> _Directions for this task_
Give back each line of the listing below that contains the string "materials".
_ _ _
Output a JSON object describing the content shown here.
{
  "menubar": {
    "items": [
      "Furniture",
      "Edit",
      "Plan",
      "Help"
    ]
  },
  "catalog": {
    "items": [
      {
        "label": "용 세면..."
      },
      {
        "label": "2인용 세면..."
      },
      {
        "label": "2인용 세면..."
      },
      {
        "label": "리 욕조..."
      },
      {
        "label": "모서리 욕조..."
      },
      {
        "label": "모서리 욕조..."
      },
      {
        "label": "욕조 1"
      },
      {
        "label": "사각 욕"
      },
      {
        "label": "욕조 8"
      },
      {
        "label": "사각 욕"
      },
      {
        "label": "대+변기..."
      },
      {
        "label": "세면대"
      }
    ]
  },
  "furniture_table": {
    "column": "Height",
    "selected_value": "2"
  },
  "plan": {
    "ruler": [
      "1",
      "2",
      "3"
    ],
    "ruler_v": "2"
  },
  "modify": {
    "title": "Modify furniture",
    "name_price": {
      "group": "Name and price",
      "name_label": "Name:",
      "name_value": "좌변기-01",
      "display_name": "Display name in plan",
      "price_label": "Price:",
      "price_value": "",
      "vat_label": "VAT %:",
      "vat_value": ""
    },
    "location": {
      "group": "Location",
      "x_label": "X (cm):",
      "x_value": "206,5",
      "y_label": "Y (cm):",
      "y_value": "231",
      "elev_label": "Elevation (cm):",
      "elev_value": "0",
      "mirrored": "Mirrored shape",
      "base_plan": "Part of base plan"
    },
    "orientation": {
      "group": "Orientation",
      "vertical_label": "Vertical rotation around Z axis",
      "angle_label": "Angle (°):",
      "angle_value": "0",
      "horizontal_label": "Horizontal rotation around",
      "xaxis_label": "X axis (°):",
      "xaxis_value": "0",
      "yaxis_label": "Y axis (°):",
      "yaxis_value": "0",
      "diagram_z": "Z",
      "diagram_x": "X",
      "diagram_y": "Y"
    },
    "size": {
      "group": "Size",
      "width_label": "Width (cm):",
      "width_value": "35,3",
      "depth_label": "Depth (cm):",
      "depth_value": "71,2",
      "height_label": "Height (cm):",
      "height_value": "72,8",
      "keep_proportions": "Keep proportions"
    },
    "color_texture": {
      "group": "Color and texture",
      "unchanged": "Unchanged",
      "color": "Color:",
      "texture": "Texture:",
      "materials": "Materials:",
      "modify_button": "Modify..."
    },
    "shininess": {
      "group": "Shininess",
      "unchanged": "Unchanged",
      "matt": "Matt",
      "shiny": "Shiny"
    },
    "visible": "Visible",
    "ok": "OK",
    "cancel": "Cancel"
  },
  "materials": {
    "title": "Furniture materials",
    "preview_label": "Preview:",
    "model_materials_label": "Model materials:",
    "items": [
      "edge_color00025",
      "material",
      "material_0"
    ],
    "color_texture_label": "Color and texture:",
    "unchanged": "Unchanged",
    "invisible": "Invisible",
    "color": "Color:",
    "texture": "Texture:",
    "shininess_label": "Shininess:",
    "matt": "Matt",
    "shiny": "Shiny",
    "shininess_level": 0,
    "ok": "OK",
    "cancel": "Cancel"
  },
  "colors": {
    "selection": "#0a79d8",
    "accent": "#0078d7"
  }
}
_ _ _
> _Output of the exercise_
      "materials": "Materials:",
  "materials": {
    "title": "Furniture materials",
    "model_materials_label": "Model materials:",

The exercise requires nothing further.